■ TASK OBJECTIVE ■
The expected response is the entire set of entries, copied exactly.

■ DATA LISTING ■
========================

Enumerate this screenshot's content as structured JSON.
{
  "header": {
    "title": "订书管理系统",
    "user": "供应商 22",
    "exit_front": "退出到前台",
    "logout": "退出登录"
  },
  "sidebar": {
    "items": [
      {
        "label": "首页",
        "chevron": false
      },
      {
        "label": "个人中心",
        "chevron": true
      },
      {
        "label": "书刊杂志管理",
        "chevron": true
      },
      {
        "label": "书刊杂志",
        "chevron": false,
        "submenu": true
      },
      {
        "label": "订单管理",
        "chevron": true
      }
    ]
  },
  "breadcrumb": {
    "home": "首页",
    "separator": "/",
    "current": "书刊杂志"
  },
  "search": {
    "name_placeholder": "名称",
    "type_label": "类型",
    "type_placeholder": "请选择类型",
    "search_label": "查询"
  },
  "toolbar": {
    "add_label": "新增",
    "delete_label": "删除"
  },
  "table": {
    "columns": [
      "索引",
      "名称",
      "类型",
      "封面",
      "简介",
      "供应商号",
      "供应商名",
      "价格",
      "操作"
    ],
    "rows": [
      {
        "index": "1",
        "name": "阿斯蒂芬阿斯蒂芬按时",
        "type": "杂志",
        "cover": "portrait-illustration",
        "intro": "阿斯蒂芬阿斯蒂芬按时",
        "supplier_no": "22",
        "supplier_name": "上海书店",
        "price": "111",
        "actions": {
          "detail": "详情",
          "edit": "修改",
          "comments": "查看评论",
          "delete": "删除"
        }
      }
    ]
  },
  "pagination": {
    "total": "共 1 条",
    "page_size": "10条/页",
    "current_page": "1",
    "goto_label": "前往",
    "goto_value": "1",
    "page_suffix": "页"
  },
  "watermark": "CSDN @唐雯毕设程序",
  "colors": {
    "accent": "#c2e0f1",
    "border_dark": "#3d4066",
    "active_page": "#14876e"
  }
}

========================

■ RESULT FOR THIS TASK ■
Enumerate this screenshot's content as structured JSON.
{
  "header": {
    "title": "订书管理系统",
    "user": "供应商 22",
    "exit_front": "退出到前台",
    "logout": "退出登录"
  },
  "sidebar": {
    "items": [
      {
        "label": "首页",
        "chevron": false
      },
      {
        "label": "个人中心",
        "chevron": true
      },
      {
        "label": "书刊杂志管理",
        "chevron": true
      },
      {
        "label": "书刊杂志",
        "chevron": false,
        "submenu": true
      },
      {
        "label": "订单管理",
        "chevron": true
      }
    ]
  },
  "breadcrumb": {
    "home": "首页",
    "separator": "/",
    "current": "书刊杂志"
  },
  "search": {
    "name_placeholder": "名称",
    "type_label": "类型",
    "type_placeholder": "请选择类型",
    "search_label": "查询"
  },
  "toolbar": {
    "add_label": "新增",
    "delete_label": "删除"
  },
  "table": {
    "columns": [
      "索引",
      "名称",
      "类型",
      "封面",
      "简介",
      "供应商号",
      "供应商名",
      "价格",
      "操作"
    ],
    "rows": [
      {
        "index": "1",
        "name": "阿斯蒂芬阿斯蒂芬按时",
        "type": "杂志",
        "cover": "portrait-illustration",
        "intro": "阿斯蒂芬阿斯蒂芬按时",
        "supplier_no": "22",
        "supplier_name": "上海书店",
        "price": "111",
        "actions": {
          "detail": "详情",
          "edit": "修改",
          "comments": "查看评论",
          "delete": "删除"
        }
      }
    ]
  },
  "pagination": {
    "total": "共 1 条",
    "page_size": "10条/页",
    "current_page": "1",
    "goto_label": "前往",
    "goto_value": "1",
    "page_suffix": "页"
  },
  "watermark": "CSDN @唐雯毕设程序",
  "colors": {
    "accent": "#c2e0f1",
    "border_dark": "#3d4066",
    "active_page": "#14876e"
  }
}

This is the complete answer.